| Exercise inputs |
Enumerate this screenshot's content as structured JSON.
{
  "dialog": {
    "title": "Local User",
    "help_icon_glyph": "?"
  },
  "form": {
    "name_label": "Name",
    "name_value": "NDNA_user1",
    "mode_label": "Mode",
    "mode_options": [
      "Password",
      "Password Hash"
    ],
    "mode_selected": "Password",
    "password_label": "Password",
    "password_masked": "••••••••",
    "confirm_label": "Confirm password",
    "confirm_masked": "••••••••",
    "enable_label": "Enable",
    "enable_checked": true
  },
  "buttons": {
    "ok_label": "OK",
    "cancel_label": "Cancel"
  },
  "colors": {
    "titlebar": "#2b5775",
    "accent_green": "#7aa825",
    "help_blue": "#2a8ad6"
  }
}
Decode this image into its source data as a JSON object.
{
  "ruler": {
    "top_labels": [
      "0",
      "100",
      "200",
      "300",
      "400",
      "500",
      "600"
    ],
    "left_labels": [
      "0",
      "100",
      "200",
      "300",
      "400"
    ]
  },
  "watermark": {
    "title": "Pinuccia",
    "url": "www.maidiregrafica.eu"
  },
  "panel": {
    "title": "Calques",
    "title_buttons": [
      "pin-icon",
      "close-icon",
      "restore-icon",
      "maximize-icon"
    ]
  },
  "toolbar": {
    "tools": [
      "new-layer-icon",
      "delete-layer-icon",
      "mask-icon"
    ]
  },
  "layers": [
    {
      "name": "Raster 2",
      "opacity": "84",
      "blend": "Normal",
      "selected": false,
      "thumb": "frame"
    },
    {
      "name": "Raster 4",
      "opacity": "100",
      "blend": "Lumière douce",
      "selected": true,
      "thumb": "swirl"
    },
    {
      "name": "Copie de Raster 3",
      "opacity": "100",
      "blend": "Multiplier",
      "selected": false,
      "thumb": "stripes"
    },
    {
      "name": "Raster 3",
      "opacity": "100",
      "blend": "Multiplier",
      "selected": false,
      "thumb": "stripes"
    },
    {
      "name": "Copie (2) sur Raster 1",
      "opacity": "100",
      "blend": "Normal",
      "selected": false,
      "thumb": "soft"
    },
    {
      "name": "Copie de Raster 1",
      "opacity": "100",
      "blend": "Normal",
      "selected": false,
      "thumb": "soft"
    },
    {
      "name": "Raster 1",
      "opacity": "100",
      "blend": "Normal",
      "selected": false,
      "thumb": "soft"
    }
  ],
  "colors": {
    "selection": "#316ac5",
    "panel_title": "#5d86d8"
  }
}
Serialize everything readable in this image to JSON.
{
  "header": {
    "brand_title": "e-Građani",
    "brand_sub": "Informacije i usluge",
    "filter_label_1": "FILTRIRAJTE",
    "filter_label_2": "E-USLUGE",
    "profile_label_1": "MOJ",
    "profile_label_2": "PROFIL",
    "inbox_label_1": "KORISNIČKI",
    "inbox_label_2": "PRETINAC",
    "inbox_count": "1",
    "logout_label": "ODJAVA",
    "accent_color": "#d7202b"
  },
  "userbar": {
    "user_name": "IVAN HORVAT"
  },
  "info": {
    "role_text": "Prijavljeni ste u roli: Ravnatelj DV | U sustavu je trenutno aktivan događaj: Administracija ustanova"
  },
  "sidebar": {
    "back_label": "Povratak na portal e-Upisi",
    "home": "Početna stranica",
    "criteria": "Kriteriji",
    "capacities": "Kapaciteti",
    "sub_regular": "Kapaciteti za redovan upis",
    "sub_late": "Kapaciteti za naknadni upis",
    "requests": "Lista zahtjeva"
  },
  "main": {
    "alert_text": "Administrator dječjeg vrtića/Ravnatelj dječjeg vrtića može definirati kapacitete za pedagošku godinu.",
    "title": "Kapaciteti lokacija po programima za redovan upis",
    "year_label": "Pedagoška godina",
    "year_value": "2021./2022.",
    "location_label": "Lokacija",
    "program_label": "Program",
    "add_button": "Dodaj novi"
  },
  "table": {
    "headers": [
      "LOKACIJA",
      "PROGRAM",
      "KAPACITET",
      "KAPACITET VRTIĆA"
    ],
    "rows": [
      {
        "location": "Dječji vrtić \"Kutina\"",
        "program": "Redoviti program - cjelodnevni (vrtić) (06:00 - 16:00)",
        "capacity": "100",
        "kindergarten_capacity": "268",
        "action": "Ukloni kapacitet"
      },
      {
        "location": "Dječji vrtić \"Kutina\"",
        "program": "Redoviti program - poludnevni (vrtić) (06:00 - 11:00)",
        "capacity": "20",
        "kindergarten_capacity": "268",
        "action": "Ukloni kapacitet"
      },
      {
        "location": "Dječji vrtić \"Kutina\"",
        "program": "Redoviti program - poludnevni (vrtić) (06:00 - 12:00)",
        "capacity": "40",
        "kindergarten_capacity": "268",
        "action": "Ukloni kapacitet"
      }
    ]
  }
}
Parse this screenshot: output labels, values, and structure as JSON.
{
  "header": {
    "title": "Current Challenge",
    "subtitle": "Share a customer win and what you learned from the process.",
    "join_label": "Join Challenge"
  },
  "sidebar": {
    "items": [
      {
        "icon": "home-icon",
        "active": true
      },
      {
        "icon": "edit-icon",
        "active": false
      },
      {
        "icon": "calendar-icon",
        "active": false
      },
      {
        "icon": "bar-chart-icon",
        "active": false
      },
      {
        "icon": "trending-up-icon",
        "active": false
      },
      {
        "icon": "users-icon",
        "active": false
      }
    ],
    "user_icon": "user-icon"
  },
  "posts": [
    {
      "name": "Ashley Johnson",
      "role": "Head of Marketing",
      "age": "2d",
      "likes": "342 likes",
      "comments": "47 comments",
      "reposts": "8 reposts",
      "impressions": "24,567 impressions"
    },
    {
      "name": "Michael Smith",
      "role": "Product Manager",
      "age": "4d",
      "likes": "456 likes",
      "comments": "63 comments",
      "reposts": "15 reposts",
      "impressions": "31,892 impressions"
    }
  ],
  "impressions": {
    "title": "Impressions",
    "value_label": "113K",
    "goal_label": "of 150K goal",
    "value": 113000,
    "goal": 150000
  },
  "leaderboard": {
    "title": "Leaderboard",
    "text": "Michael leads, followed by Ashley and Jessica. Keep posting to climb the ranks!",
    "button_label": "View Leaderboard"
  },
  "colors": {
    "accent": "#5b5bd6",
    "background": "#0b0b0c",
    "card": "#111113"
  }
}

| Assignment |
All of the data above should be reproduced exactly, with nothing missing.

| Completed task |
Enumerate this screenshot's content as structured JSON.
{
  "dialog": {
    "title": "Local User",
    "help_icon_glyph": "?"
  },
  "form": {
    "name_label": "Name",
    "name_value": "NDNA_user1",
    "mode_label": "Mode",
    "mode_options": [
      "Password",
      "Password Hash"
    ],
    "mode_selected": "Password",
    "password_label": "Password",
    "password_masked": "••••••••",
    "confirm_label": "Confirm password",
    "confirm_masked": "••••••••",
    "enable_label": "Enable",
    "enable_checked": true
  },
  "buttons": {
    "ok_label": "OK",
    "cancel_label": "Cancel"
  },
  "colors": {
    "titlebar": "#2b5775",
    "accent_green": "#7aa825",
    "help_blue": "#2a8ad6"
  }
}
Decode this image into its source data as a JSON object.
{
  "ruler": {
    "top_labels": [
      "0",
      "100",
      "200",
      "300",
      "400",
      "500",
      "600"
    ],
    "left_labels": [
      "0",
      "100",
      "200",
      "300",
      "400"
    ]
  },
  "watermark": {
    "title": "Pinuccia",
    "url": "www.maidiregrafica.eu"
  },
  "panel": {
    "title": "Calques",
    "title_buttons": [
      "pin-icon",
      "close-icon",
      "restore-icon",
      "maximize-icon"
    ]
  },
  "toolbar": {
    "tools": [
      "new-layer-icon",
      "delete-layer-icon",
      "mask-icon"
    ]
  },
  "layers": [
    {
      "name": "Raster 2",
      "opacity": "84",
      "blend": "Normal",
      "selected": false,
      "thumb": "frame"
    },
    {
      "name": "Raster 4",
      "opacity": "100",
      "blend": "Lumière douce",
      "selected": true,
      "thumb": "swirl"
    },
    {
      "name": "Copie de Raster 3",
      "opacity": "100",
      "blend": "Multiplier",
      "selected": false,
      "thumb": "stripes"
    },
    {
      "name": "Raster 3",
      "opacity": "100",
      "blend": "Multiplier",
      "selected": false,
      "thumb": "stripes"
    },
    {
      "name": "Copie (2) sur Raster 1",
      "opacity": "100",
      "blend": "Normal",
      "selected": false,
      "thumb": "soft"
    },
    {
      "name": "Copie de Raster 1",
      "opacity": "100",
      "blend": "Normal",
      "selected": false,
      "thumb": "soft"
    },
    {
      "name": "Raster 1",
      "opacity": "100",
      "blend": "Normal",
      "selected": false,
      "thumb": "soft"
    }
  ],
  "colors": {
    "selection": "#316ac5",
    "panel_title": "#5d86d8"
  }
}
Serialize everything readable in this image to JSON.
{
  "header": {
    "brand_title": "e-Građani",
    "brand_sub": "Informacije i usluge",
    "filter_label_1": "FILTRIRAJTE",
    "filter_label_2": "E-USLUGE",
    "profile_label_1": "MOJ",
    "profile_label_2": "PROFIL",
    "inbox_label_1": "KORISNIČKI",
    "inbox_label_2": "PRETINAC",
    "inbox_count": "1",
    "logout_label": "ODJAVA",
    "accent_color": "#d7202b"
  },
  "userbar": {
    "user_name": "IVAN HORVAT"
  },
  "info": {
    "role_text": "Prijavljeni ste u roli: Ravnatelj DV | U sustavu je trenutno aktivan događaj: Administracija ustanova"
  },
  "sidebar": {
    "back_label": "Povratak na portal e-Upisi",
    "home": "Početna stranica",
    "criteria": "Kriteriji",
    "capacities": "Kapaciteti",
    "sub_regular": "Kapaciteti za redovan upis",
    "sub_late": "Kapaciteti za naknadni upis",
    "requests": "Lista zahtjeva"
  },
  "main": {
    "alert_text": "Administrator dječjeg vrtića/Ravnatelj dječjeg vrtića može definirati kapacitete za pedagošku godinu.",
    "title": "Kapaciteti lokacija po programima za redovan upis",
    "year_label": "Pedagoška godina",
    "year_value": "2021./2022.",
    "location_label": "Lokacija",
    "program_label": "Program",
    "add_button": "Dodaj novi"
  },
  "table": {
    "headers": [
      "LOKACIJA",
      "PROGRAM",
      "KAPACITET",
      "KAPACITET VRTIĆA"
    ],
    "rows": [
      {
        "location": "Dječji vrtić \"Kutina\"",
        "program": "Redoviti program - cjelodnevni (vrtić) (06:00 - 16:00)",
        "capacity": "100",
        "kindergarten_capacity": "268",
        "action": "Ukloni kapacitet"
      },
      {
        "location": "Dječji vrtić \"Kutina\"",
        "program": "Redoviti program - poludnevni (vrtić) (06:00 - 11:00)",
        "capacity": "20",
        "kindergarten_capacity": "268",
        "action": "Ukloni kapacitet"
      },
      {
        "location": "Dječji vrtić \"Kutina\"",
        "program": "Redoviti program - poludnevni (vrtić) (06:00 - 12:00)",
        "capacity": "40",
        "kindergarten_capacity": "268",
        "action": "Ukloni kapacitet"
      }
    ]
  }
}
Parse this screenshot: output labels, values, and structure as JSON.
{
  "header": {
    "title": "Current Challenge",
    "subtitle": "Share a customer win and what you learned from the process.",
    "join_label": "Join Challenge"
  },
  "sidebar": {
    "items": [
      {
        "icon": "home-icon",
        "active": true
      },
      {
        "icon": "edit-icon",
        "active": false
      },
      {
        "icon": "calendar-icon",
        "active": false
      },
      {
        "icon": "bar-chart-icon",
        "active": false
      },
      {
        "icon": "trending-up-icon",
        "active": false
      },
      {
        "icon": "users-icon",
        "active": false
      }
    ],
    "user_icon": "user-icon"
  },
  "posts": [
    {
      "name": "Ashley Johnson",
      "role": "Head of Marketing",
      "age": "2d",
      "likes": "342 likes",
      "comments": "47 comments",
      "reposts": "8 reposts",
      "impressions": "24,567 impressions"
    },
    {
      "name": "Michael Smith",
      "role": "Product Manager",
      "age": "4d",
      "likes": "456 likes",
      "comments": "63 comments",
      "reposts": "15 reposts",
      "impressions": "31,892 impressions"
    }
  ],
  "impressions": {
    "title": "Impressions",
    "value_label": "113K",
    "goal_label": "of 150K goal",
    "value": 113000,
    "goal": 150000
  },
  "leaderboard": {
    "title": "Leaderboard",
    "text": "Michael leads, followed by Ashley and Jessica. Keep posting to climb the ranks!",
    "button_label": "View Leaderboard"
  },
  "colors": {
    "accent": "#5b5bd6",
    "background": "#0b0b0c",
    "card": "#111113"
  }
}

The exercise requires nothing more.